(Saved data entries)
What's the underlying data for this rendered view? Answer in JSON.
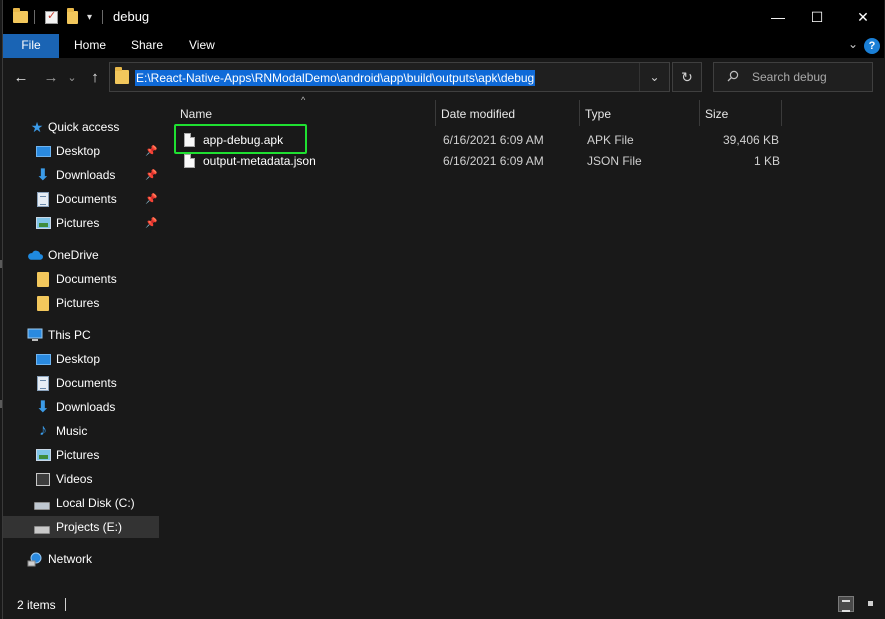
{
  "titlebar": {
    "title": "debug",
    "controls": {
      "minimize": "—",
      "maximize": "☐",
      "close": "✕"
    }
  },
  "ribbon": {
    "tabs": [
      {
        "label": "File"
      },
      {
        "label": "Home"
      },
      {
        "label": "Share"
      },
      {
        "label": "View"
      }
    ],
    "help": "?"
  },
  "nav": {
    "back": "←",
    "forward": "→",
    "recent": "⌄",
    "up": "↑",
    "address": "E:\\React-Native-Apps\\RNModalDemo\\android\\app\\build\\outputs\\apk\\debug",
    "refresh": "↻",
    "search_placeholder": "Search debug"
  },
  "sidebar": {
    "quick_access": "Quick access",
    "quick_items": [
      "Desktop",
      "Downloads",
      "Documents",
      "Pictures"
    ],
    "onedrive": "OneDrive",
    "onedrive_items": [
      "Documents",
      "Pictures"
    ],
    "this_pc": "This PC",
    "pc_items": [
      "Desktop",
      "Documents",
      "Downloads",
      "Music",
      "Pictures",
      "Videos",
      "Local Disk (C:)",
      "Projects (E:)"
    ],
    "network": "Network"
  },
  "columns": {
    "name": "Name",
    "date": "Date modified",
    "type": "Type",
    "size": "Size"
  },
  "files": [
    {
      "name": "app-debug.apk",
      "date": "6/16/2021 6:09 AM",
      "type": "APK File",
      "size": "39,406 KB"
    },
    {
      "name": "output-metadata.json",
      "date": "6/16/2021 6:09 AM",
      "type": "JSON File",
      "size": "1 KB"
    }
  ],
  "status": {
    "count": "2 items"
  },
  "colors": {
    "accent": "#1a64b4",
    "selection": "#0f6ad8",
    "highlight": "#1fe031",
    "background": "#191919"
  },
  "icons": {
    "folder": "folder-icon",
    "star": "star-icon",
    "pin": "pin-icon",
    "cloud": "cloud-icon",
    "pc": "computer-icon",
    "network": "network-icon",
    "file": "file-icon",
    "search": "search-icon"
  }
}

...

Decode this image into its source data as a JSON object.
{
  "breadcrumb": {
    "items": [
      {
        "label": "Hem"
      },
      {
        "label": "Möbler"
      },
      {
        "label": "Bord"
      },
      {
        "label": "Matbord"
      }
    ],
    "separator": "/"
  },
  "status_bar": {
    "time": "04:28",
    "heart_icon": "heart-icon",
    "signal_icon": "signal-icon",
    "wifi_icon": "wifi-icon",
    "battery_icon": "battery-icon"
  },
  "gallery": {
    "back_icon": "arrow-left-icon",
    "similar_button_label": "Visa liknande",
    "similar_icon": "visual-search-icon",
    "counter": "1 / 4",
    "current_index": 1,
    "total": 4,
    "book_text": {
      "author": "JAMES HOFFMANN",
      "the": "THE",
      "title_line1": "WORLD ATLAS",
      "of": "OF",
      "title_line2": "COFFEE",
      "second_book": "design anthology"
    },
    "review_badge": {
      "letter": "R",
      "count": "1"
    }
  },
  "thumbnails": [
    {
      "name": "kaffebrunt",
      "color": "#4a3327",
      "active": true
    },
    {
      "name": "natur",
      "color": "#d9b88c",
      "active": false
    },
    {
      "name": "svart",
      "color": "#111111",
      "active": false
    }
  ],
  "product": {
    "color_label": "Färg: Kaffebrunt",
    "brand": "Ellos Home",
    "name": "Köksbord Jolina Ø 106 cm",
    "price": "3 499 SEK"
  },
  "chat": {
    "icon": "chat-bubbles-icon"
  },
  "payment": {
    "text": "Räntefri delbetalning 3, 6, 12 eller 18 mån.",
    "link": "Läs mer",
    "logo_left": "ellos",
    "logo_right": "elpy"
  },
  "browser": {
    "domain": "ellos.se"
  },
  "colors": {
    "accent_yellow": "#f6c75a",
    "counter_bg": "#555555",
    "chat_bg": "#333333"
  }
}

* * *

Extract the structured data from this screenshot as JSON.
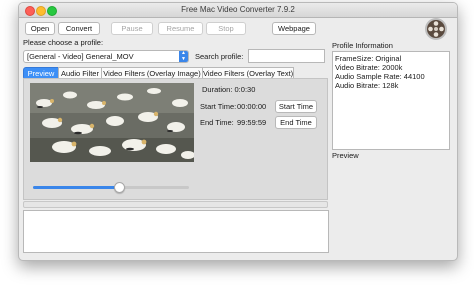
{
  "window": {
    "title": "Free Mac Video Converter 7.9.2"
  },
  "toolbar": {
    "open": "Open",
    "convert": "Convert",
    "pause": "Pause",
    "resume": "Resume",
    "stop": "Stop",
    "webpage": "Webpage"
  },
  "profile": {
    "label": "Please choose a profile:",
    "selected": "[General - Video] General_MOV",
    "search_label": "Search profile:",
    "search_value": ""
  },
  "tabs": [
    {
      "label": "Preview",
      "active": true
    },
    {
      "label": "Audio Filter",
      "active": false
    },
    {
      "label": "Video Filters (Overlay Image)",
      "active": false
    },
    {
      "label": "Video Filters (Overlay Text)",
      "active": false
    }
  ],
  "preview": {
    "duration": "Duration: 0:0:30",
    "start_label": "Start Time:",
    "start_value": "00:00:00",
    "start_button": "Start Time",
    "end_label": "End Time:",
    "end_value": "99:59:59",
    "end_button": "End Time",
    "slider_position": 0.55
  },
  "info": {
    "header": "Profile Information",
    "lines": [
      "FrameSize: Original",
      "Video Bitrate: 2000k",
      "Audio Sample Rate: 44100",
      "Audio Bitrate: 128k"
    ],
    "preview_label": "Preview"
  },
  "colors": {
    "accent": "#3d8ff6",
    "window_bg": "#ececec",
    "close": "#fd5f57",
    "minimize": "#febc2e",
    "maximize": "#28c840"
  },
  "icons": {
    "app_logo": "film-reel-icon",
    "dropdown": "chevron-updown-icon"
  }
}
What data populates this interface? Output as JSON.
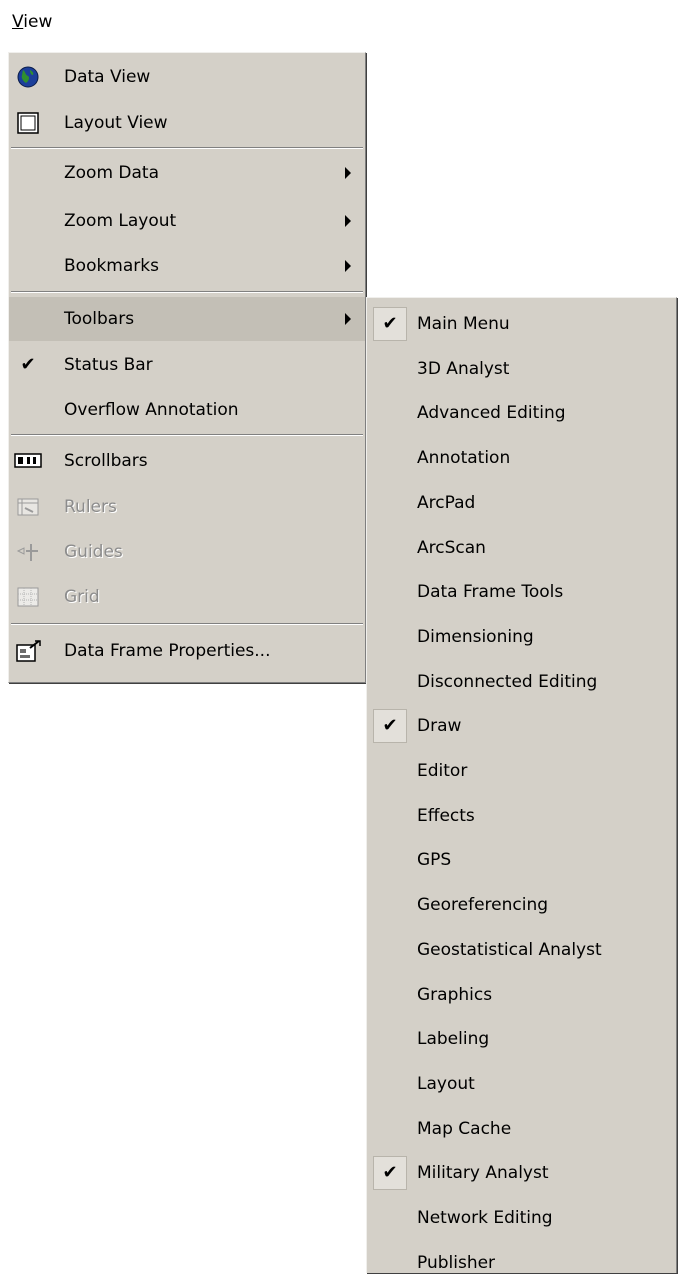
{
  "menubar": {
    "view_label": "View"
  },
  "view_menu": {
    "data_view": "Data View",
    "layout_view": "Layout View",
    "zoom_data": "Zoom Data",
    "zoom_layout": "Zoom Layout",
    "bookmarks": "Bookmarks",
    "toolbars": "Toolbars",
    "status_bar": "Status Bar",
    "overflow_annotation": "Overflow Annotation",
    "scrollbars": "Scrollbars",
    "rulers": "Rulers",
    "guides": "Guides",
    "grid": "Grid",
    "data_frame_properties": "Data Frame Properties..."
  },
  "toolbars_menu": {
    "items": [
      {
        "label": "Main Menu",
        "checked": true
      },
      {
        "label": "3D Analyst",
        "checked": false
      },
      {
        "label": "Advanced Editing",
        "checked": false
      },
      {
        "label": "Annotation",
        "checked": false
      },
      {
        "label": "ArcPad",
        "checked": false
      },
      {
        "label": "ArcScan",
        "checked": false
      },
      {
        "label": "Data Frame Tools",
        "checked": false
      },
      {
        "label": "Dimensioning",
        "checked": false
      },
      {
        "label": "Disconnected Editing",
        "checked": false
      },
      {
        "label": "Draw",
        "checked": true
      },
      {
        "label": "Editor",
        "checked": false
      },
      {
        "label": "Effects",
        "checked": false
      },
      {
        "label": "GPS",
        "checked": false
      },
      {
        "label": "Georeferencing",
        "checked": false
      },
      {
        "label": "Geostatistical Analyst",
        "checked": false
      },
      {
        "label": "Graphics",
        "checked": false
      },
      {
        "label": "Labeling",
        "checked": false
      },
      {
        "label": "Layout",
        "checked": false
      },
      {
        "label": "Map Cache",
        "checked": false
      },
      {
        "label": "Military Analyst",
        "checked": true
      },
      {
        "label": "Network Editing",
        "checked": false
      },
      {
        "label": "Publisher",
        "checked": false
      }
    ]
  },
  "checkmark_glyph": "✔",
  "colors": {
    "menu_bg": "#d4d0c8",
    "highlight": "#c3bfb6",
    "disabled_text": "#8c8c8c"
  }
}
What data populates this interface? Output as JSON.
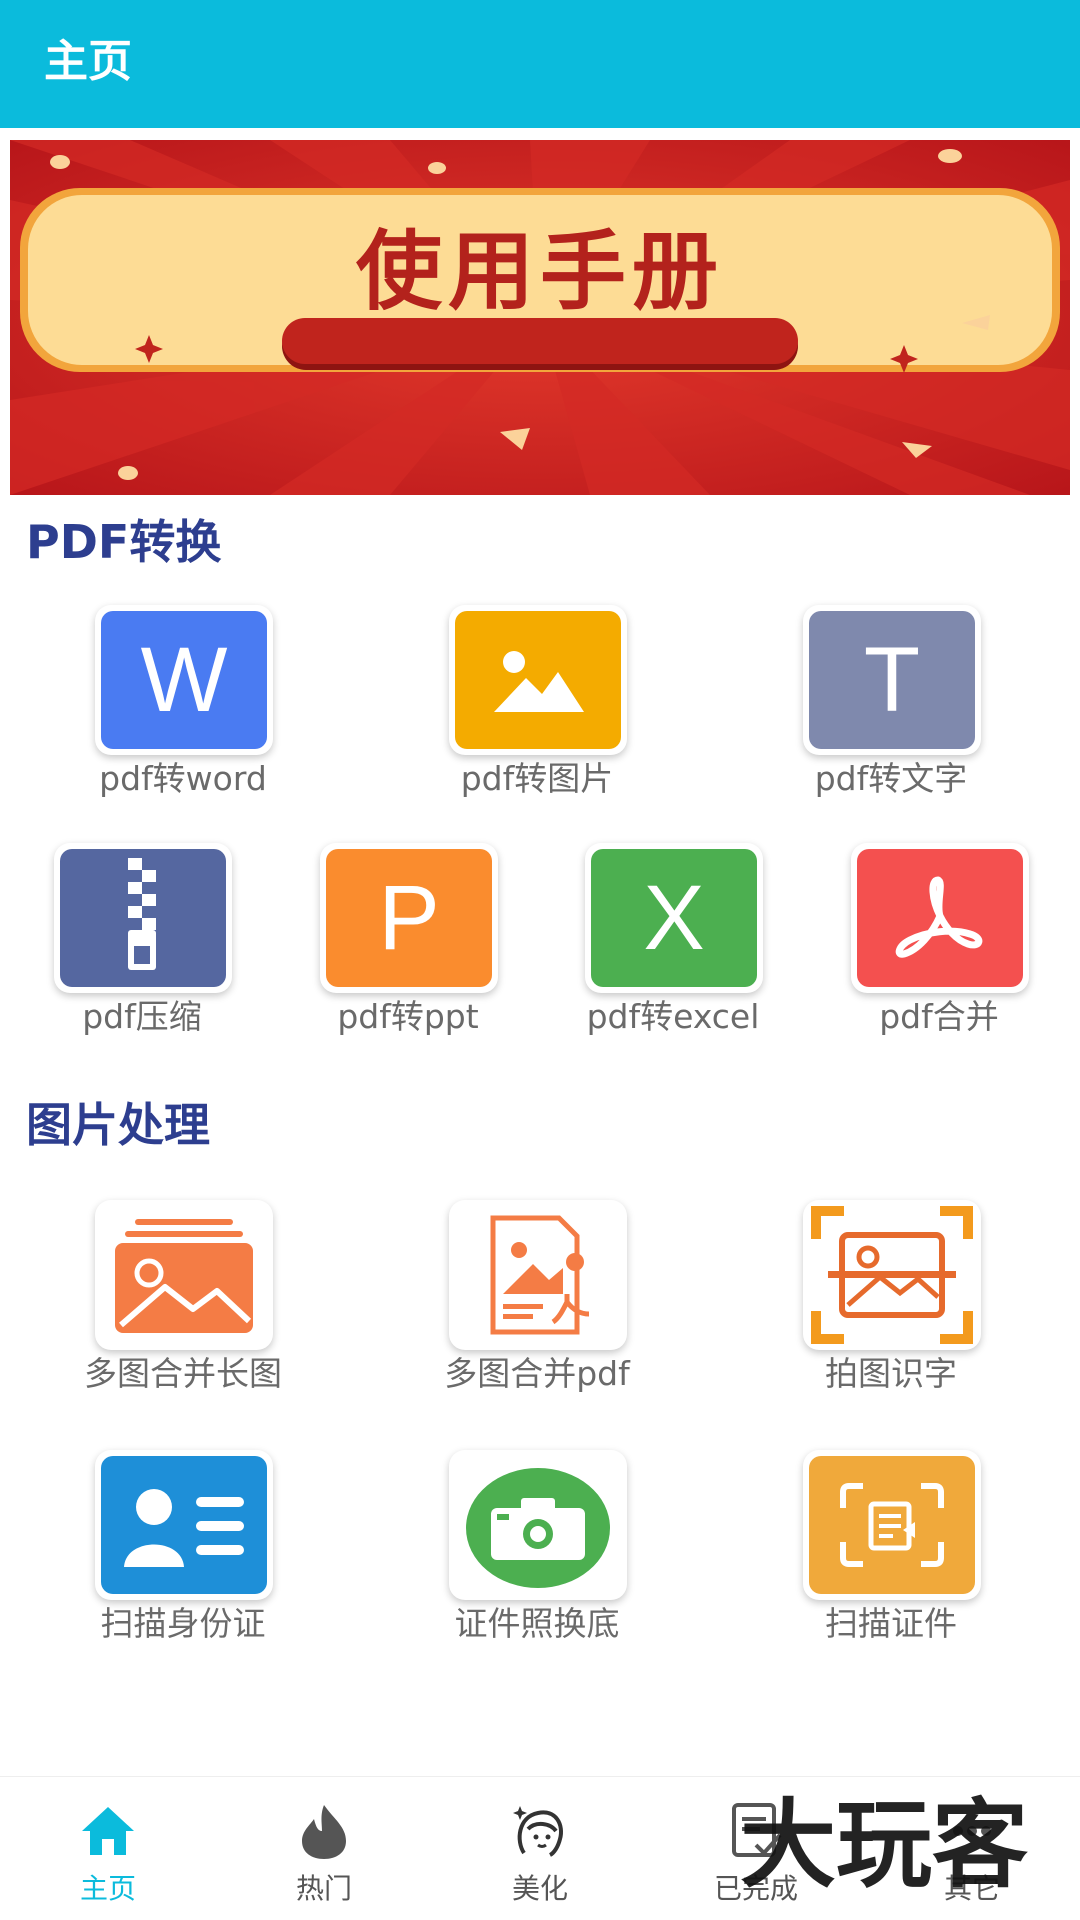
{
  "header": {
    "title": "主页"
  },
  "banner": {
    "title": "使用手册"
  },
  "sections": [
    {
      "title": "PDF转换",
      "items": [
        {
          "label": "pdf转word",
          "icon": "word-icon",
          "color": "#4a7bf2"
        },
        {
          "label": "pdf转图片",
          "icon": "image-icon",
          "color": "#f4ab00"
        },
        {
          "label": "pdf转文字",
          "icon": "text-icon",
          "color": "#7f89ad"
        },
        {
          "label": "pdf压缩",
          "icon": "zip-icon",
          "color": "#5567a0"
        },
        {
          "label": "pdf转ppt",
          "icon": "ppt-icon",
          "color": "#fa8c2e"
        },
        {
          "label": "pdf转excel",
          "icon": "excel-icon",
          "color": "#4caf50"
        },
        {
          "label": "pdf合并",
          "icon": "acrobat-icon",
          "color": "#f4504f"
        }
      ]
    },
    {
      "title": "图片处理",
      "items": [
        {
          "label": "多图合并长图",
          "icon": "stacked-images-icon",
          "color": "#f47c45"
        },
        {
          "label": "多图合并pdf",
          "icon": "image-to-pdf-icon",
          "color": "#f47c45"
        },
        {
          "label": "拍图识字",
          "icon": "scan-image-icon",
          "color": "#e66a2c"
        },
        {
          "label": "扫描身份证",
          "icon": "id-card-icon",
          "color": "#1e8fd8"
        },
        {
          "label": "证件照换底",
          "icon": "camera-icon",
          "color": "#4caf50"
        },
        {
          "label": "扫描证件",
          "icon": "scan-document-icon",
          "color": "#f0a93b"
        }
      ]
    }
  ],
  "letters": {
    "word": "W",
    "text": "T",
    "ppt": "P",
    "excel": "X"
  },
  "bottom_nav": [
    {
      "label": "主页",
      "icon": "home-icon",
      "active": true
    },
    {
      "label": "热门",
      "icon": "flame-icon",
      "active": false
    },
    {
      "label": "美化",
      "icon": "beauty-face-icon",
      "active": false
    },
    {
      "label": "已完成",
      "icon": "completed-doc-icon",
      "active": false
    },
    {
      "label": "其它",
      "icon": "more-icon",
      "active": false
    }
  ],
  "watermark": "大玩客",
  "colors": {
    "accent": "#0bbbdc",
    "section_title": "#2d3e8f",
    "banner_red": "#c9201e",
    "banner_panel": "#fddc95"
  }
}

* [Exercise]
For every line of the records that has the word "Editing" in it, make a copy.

* [The completed task]
        "label": "Advanced Editing",
        "label": "Disconnected Editing",
        "label": "Network Editing",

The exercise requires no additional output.